Over the last 15 years, a series of studies in psychology has confirmed a sobering result: Our self-control is exhaustible. The research shows that we burn self-control in many different situations: when controlling our spending; holding in our emotions; managing the impression we’re making on others; resisting temptations; coping with fears; and many, many others.
Why is this important? Because any life change will require careful self-monitoring and self-regulation—in other words, self-control. Self-control is the fuel that allows change to succeed, but it is limited. For that reason, you will have a better chance of success if you can focus on one change at a time. If you try to change jobs and exercise routines and relationship habits all at once, you are more likely to stall, because you’ve run out of “fuel.”
3. Turn that one change into a habit.
Steve Gladdis of London found that he was constantly falling behind on his personal “to do” list. “Looking at the list on my phone now,” he said, “I need to hang those pictures, phone a friend I haven’t spoken to in a while, extract that box from the back of the shed, investigate child-friendly mousetraps, the list really does go on and on.”
He resolved to create a daily routine: Every morning, like clockwork, he’d finish one task. “Once I’m on a roll, it seems easy to carry on. I remember to look at my list for today’s task because I’m used to doing it, and I almost look forward to ticking off that day’s chore,” he said.
Habits are effective because, once established, they no longer burn self-control. (Think about how little mental energy it requires to take a shower, or make your morning coffee, or to carry out any of the other habits you’ve acquired.) You’ll be more likely to keep your resolution if you can turn it into a habitual behavior—something that happens in the same time and place on a regular cycle.
4. Set an “action trigger” to start your habit ASAP.
What’s the best way to start a habit?
Let’s say you’re trying to exercise more. You might declare to yourself: Tomorrow morning, right after I drop off Elizabeth at dance class, I’ll head straight to the gym for my workout. Let’s call this mental plan an “action trigger.” You’ve made the decision to follow a certain plan (exercising) when you encounter a certain trigger (the school’s front entrance, tomorrow morning).

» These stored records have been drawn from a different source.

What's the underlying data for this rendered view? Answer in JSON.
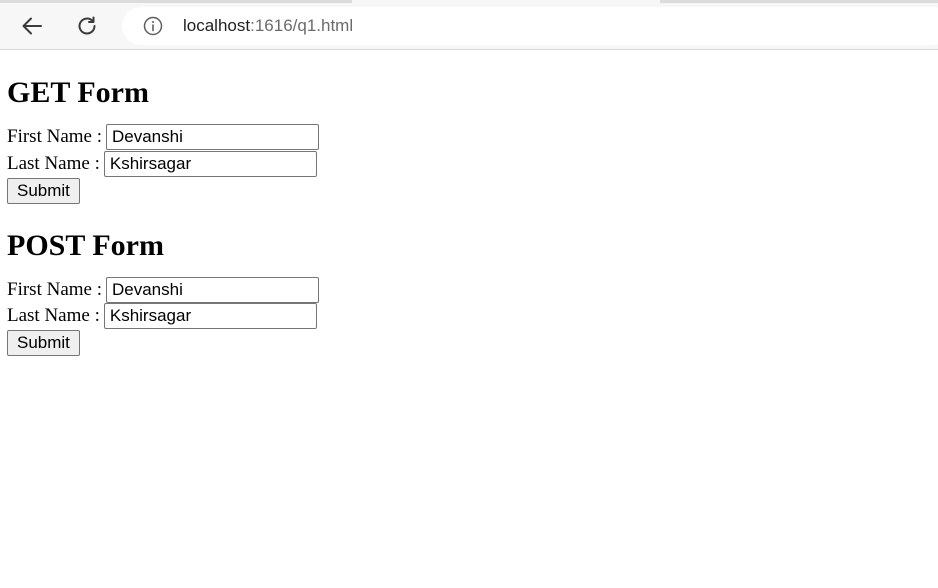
{
  "browser": {
    "url_host": "localhost",
    "url_rest": ":1616/q1.html"
  },
  "get_form": {
    "title": "GET Form",
    "first_label": "First Name :",
    "first_value": "Devanshi",
    "last_label": "Last Name :",
    "last_value": "Kshirsagar",
    "submit_label": "Submit"
  },
  "post_form": {
    "title": "POST Form",
    "first_label": "First Name :",
    "first_value": "Devanshi",
    "last_label": "Last Name :",
    "last_value": "Kshirsagar",
    "submit_label": "Submit"
  }
}
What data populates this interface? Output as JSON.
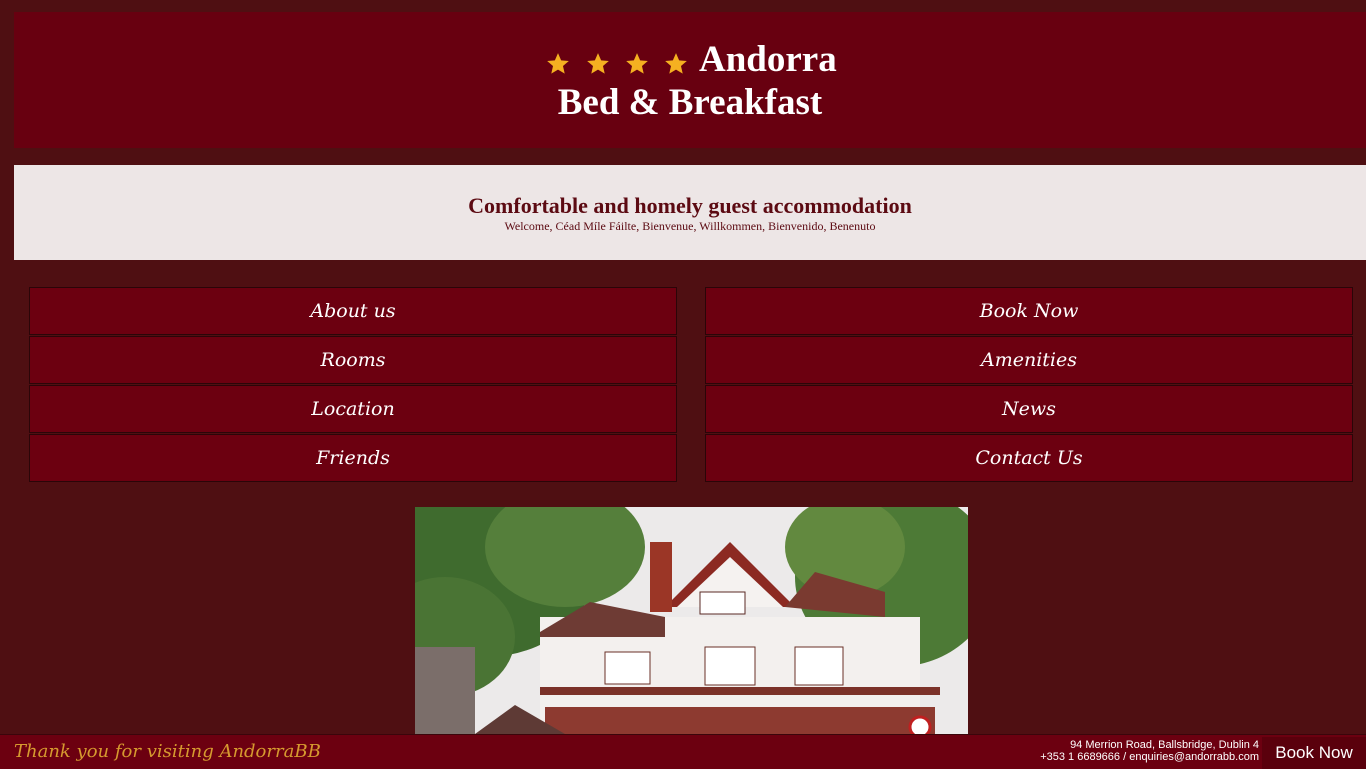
{
  "header": {
    "star_icon": "star-icon",
    "star_count": 4,
    "star_color": "#f5b021",
    "title_line1": "Andorra",
    "title_line2": "Bed & Breakfast",
    "background": "#680010"
  },
  "tagline": {
    "title": "Comfortable and homely guest accommodation",
    "subtitle": "Welcome, Céad Míle Fáilte, Bienvenue, Willkommen, Bienvenido, Benenuto"
  },
  "nav": {
    "left": [
      {
        "label": "About us"
      },
      {
        "label": "Rooms"
      },
      {
        "label": "Location"
      },
      {
        "label": "Friends"
      }
    ],
    "right": [
      {
        "label": "Book Now"
      },
      {
        "label": "Amenities"
      },
      {
        "label": "News"
      },
      {
        "label": "Contact Us"
      }
    ]
  },
  "footer": {
    "thanks": "Thank you for visiting AndorraBB",
    "address_line1": "94 Merrion Road, Ballsbridge, Dublin 4",
    "address_line2": "+353 1 6689666 / enquiries@andorrabb.com",
    "book_label": "Book Now"
  },
  "colors": {
    "page_bg": "#4f0f12",
    "accent": "#6c0010",
    "footer_text": "#d69a2f"
  }
}
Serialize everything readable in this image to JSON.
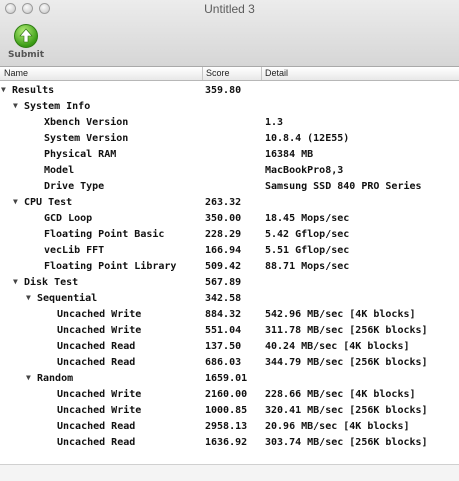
{
  "window": {
    "title": "Untitled 3"
  },
  "toolbar": {
    "submit_label": "Submit"
  },
  "columns": {
    "name": "Name",
    "score": "Score",
    "detail": "Detail"
  },
  "rows": [
    {
      "level": 0,
      "expander": true,
      "name": "Results",
      "score": "359.80",
      "detail": ""
    },
    {
      "level": 1,
      "expander": true,
      "name": "System Info",
      "score": "",
      "detail": ""
    },
    {
      "level": 2,
      "expander": false,
      "name": "Xbench Version",
      "score": "",
      "detail": "1.3"
    },
    {
      "level": 2,
      "expander": false,
      "name": "System Version",
      "score": "",
      "detail": "10.8.4 (12E55)"
    },
    {
      "level": 2,
      "expander": false,
      "name": "Physical RAM",
      "score": "",
      "detail": "16384 MB"
    },
    {
      "level": 2,
      "expander": false,
      "name": "Model",
      "score": "",
      "detail": "MacBookPro8,3"
    },
    {
      "level": 2,
      "expander": false,
      "name": "Drive Type",
      "score": "",
      "detail": "Samsung SSD 840 PRO Series"
    },
    {
      "level": 1,
      "expander": true,
      "name": "CPU Test",
      "score": "263.32",
      "detail": ""
    },
    {
      "level": 2,
      "expander": false,
      "name": "GCD Loop",
      "score": "350.00",
      "detail": "18.45 Mops/sec"
    },
    {
      "level": 2,
      "expander": false,
      "name": "Floating Point Basic",
      "score": "228.29",
      "detail": "5.42 Gflop/sec"
    },
    {
      "level": 2,
      "expander": false,
      "name": "vecLib FFT",
      "score": "166.94",
      "detail": "5.51 Gflop/sec"
    },
    {
      "level": 2,
      "expander": false,
      "name": "Floating Point Library",
      "score": "509.42",
      "detail": "88.71 Mops/sec"
    },
    {
      "level": 1,
      "expander": true,
      "name": "Disk Test",
      "score": "567.89",
      "detail": ""
    },
    {
      "level": 2,
      "expander": true,
      "name": "Sequential",
      "score": "342.58",
      "detail": ""
    },
    {
      "level": 3,
      "expander": false,
      "name": "Uncached Write",
      "score": "884.32",
      "detail": "542.96 MB/sec [4K blocks]"
    },
    {
      "level": 3,
      "expander": false,
      "name": "Uncached Write",
      "score": "551.04",
      "detail": "311.78 MB/sec [256K blocks]"
    },
    {
      "level": 3,
      "expander": false,
      "name": "Uncached Read",
      "score": "137.50",
      "detail": "40.24 MB/sec [4K blocks]"
    },
    {
      "level": 3,
      "expander": false,
      "name": "Uncached Read",
      "score": "686.03",
      "detail": "344.79 MB/sec [256K blocks]"
    },
    {
      "level": 2,
      "expander": true,
      "name": "Random",
      "score": "1659.01",
      "detail": ""
    },
    {
      "level": 3,
      "expander": false,
      "name": "Uncached Write",
      "score": "2160.00",
      "detail": "228.66 MB/sec [4K blocks]"
    },
    {
      "level": 3,
      "expander": false,
      "name": "Uncached Write",
      "score": "1000.85",
      "detail": "320.41 MB/sec [256K blocks]"
    },
    {
      "level": 3,
      "expander": false,
      "name": "Uncached Read",
      "score": "2958.13",
      "detail": "20.96 MB/sec [4K blocks]"
    },
    {
      "level": 3,
      "expander": false,
      "name": "Uncached Read",
      "score": "1636.92",
      "detail": "303.74 MB/sec [256K blocks]"
    }
  ]
}
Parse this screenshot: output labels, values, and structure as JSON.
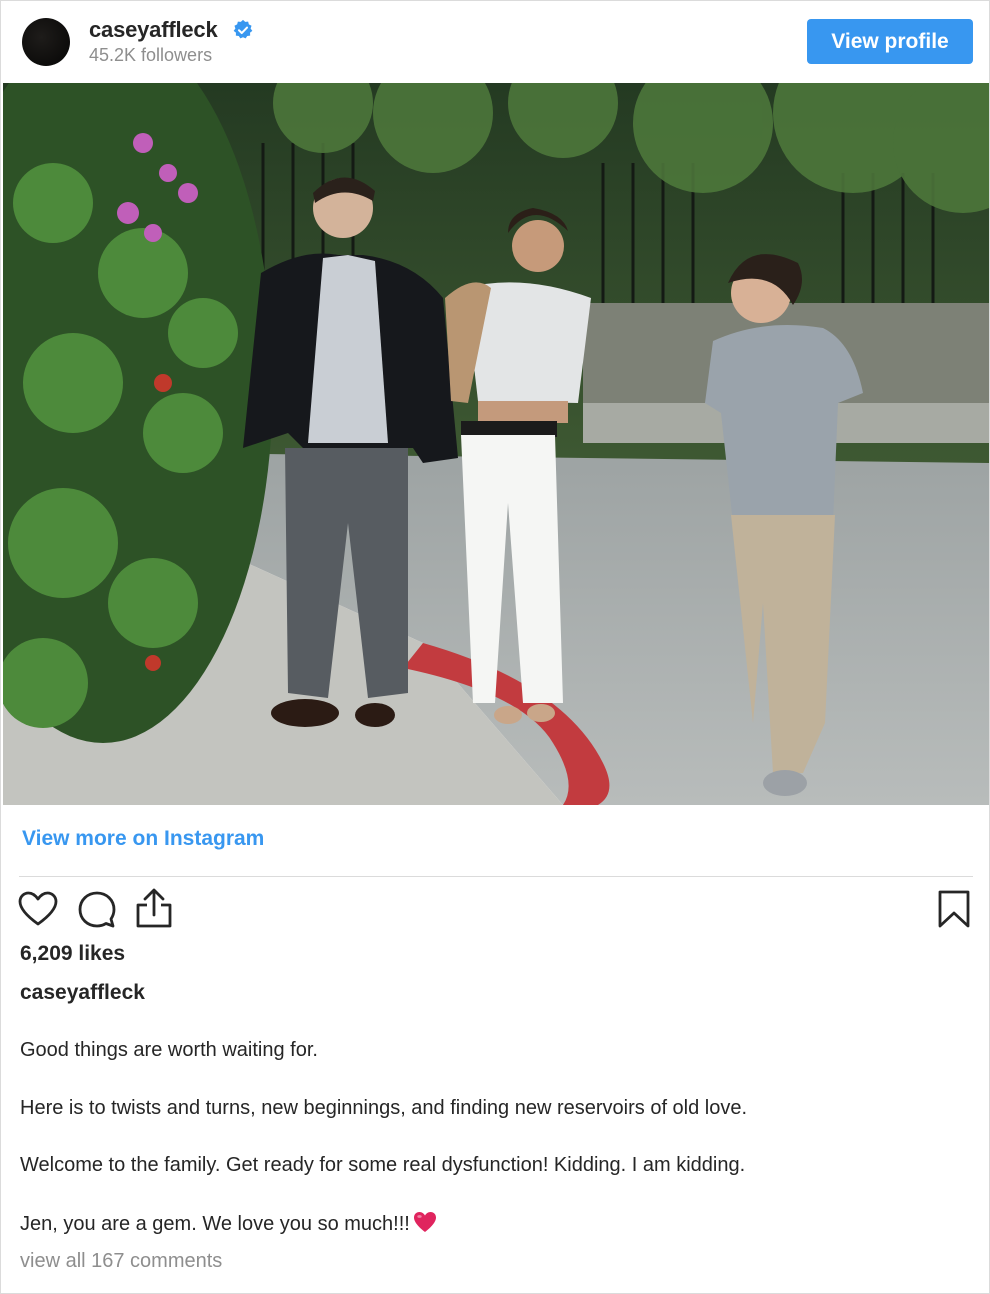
{
  "header": {
    "username": "caseyaffleck",
    "followers": "45.2K followers",
    "view_profile_label": "View profile"
  },
  "view_more_label": "View more on Instagram",
  "actions": {
    "icons": [
      "heart-icon",
      "comment-icon",
      "share-icon",
      "bookmark-icon"
    ]
  },
  "likes": "6,209 likes",
  "caption": {
    "username": "caseyaffleck",
    "lines": [
      "Good things are worth waiting for.",
      "Here is to twists and turns, new beginnings, and finding new reservoirs of old love.",
      "Welcome to the family. Get ready for some real dysfunction! Kidding. I am kidding.",
      "Jen, you are a gem. We love you so much!!!"
    ],
    "emoji": "red-heart"
  },
  "view_comments": "view all 167 comments",
  "colors": {
    "accent": "#3897f0",
    "text": "#262626",
    "muted": "#8e8e8e",
    "divider": "#dbdbdb",
    "heart": "#e0245e"
  }
}
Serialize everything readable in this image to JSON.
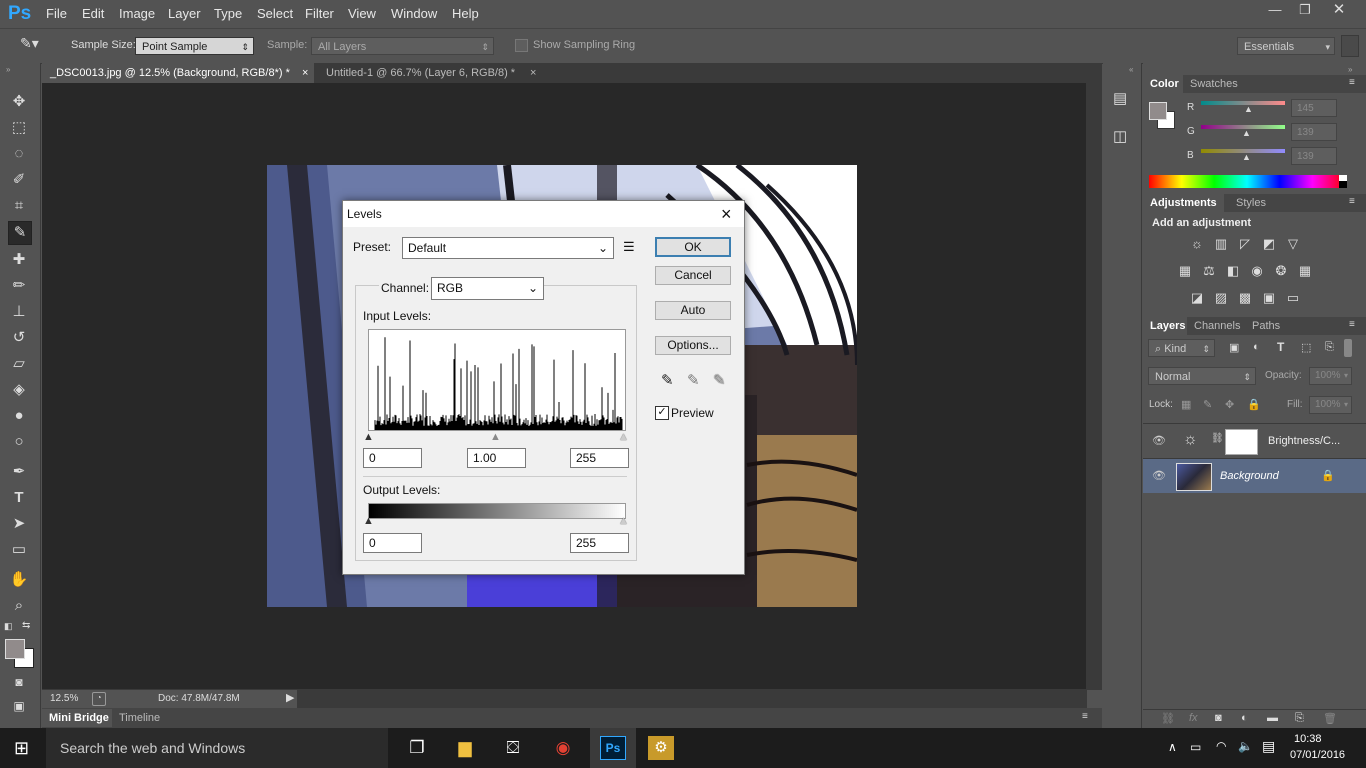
{
  "app": {
    "logo": "Ps",
    "menu": [
      "File",
      "Edit",
      "Image",
      "Layer",
      "Type",
      "Select",
      "Filter",
      "View",
      "Window",
      "Help"
    ],
    "window_controls": [
      "minimize-icon",
      "restore-icon",
      "close-icon"
    ]
  },
  "options": {
    "sample_size_label": "Sample Size:",
    "sample_size_value": "Point Sample",
    "sample_label": "Sample:",
    "sample_value": "All Layers",
    "ring_label": "Show Sampling Ring",
    "workspace": "Essentials"
  },
  "tabs": [
    {
      "label": "_DSC0013.jpg @ 12.5% (Background, RGB/8*) *",
      "close": "×"
    },
    {
      "label": "Untitled-1 @ 66.7% (Layer 6, RGB/8) *",
      "close": "×"
    }
  ],
  "status": {
    "zoom": "12.5%",
    "doc": "Doc: 47.8M/47.8M"
  },
  "bottom_tabs": [
    "Mini Bridge",
    "Timeline"
  ],
  "levels": {
    "title": "Levels",
    "preset_label": "Preset:",
    "preset_value": "Default",
    "channel_label": "Channel:",
    "channel_value": "RGB",
    "input_label": "Input Levels:",
    "input_black": "0",
    "input_gamma": "1.00",
    "input_white": "255",
    "output_label": "Output Levels:",
    "output_black": "0",
    "output_white": "255",
    "ok": "OK",
    "cancel": "Cancel",
    "auto": "Auto",
    "options": "Options...",
    "preview_label": "Preview",
    "preview_checked": true,
    "close": "×"
  },
  "color_panel": {
    "tabs": [
      "Color",
      "Swatches"
    ],
    "r_label": "R",
    "g_label": "G",
    "b_label": "B",
    "r": "145",
    "g": "139",
    "b": "139"
  },
  "adjustments": {
    "tabs": [
      "Adjustments",
      "Styles"
    ],
    "heading": "Add an adjustment"
  },
  "layers": {
    "tabs": [
      "Layers",
      "Channels",
      "Paths"
    ],
    "kind": "Kind",
    "blend": "Normal",
    "opacity_label": "Opacity:",
    "opacity": "100%",
    "lock_label": "Lock:",
    "fill_label": "Fill:",
    "fill": "100%",
    "items": [
      {
        "name": "Brightness/C..."
      },
      {
        "name": "Background"
      }
    ]
  },
  "taskbar": {
    "search": "Search the web and Windows",
    "time": "10:38",
    "date": "07/01/2016"
  }
}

Action triggers like these can be surprisingly effective in motivating action. The psychologists Sheina Orbell and Paschal Sheeran studied a group of patients in England with an average age of 68, who were recovering from hip or knee replacement surgery. Some of them were asked to set action triggers for their recovery exercises—something like, “I’ll do my range-of-motion extensions every morning after I finish my first cup of coffee.” The other group did not receive any coaching on action triggers. The results were dramatic: Those patients who used action triggers recovered more than twice as fast, standing up on their own in 3.5 weeks, versus 7.7 weeks for the others.
Psychologists have compared action triggers to “instant habits” because what they do, in essence, is make our behavior automatic when the trigger moment comes. Seize that power for yourself: Jump-start a new habit by setting an action trigger.